GINSBERG: Well, I had a sort of visionary experience in which I heard William Blake’s voice. It was probably an auditory hallucination, but it was a very rich experience.
LOFTON: This happened while you were masturbating, right?
GINSBERG: Yes, but after.
LOFTON: I want to ask you about this psychiatric disability.
GINSBERG: No, no, no. no, no, no, no, no. Sir, first of all your tone is too aggressive. You have to soften your tone, because there’s an element of aggression here. There’s an element almost like a police interrogation here.
LOFTON: But that’s not all bad. The police, in some instances, do a good job, particularly in dealing with criminals.LOFTON: That’s interesting, because I’m not asking you to respond in any particular way. Why are you telling me how to ask questions? So, can we return to my question? What was this psychiatric disability that put you in an institute for eight months?
GINSBERG: Well, I’m not sure it really was a disability to begin with. So I can’t answer the question the way you pose it.
LOFTON: But I’m asking you if it’s true, that you had this disability?
GINSBERG: It’s neither true nor not true.

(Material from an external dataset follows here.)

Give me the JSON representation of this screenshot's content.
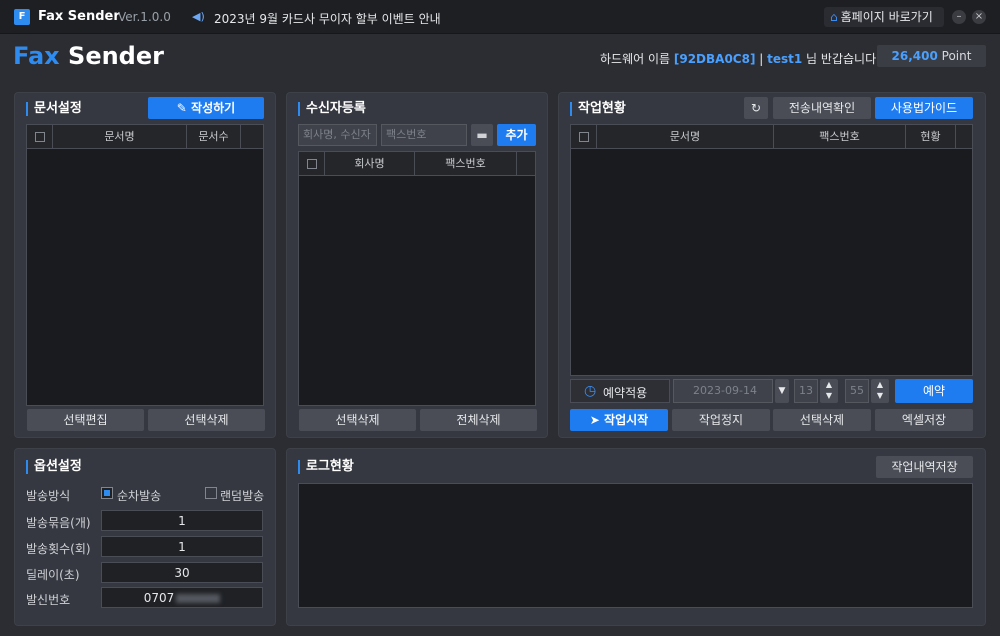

LOFTON: But it is true that you were in an institute?
GINSBERG: Yes, I was. I had a kind of visionary experience relating to a text by William Blake, “The Sick Rose.” It went: “O rose, thou art sick! / The invisible worm / That flies in the night / In the howling storm, / Has found out thy bed / Of crimson joy, / And his dark secret love / Does thy life destroy.” So, it’s a very mysterious, interesting poem that keyed off a kind of religious experience, a visionary experience, a hallucinatory experience—whichever way you want to interpret it. All three descriptions are applicable and possible. Reality has many aspects.
LOFTON: Were you using drugs while you masturbated and had this experience?
GINSBERG: Not at all. I had been living very quietly, eating vegetarian diets, seeing very few people, and reading a great many religious texts: St. John of the Cross, the Bible, Plato’s Phaedrus , St. Teresa of Avila, and Blake, So I was In a kind of solitary, contemplative mood.
LOFTON: Did you put yourself into this institute?
GINSBERG: More or less. Because I questioned my own sense of reality and I couldn’t figure out the significance of the illuminative experience, whether it was a kind of traditional religious experience, where there is a sudden sense of vastness and ancientness and respect and devotional awareness or sacredness to the whole universe. Or whether this was a byproduct of some lack-love longing and projection of my own feelings, or some nutty breakthrough.
LOFTON: Do you think you were better when you got out of there?
GINSBERG: I think they said I wasn’t ever really psychotic or crazy, just an average neurotic.
LOFTON: Did you go to anywhere else besides this institute?
GINSBERG: Oh, later—I’m going to a psychiatrist now.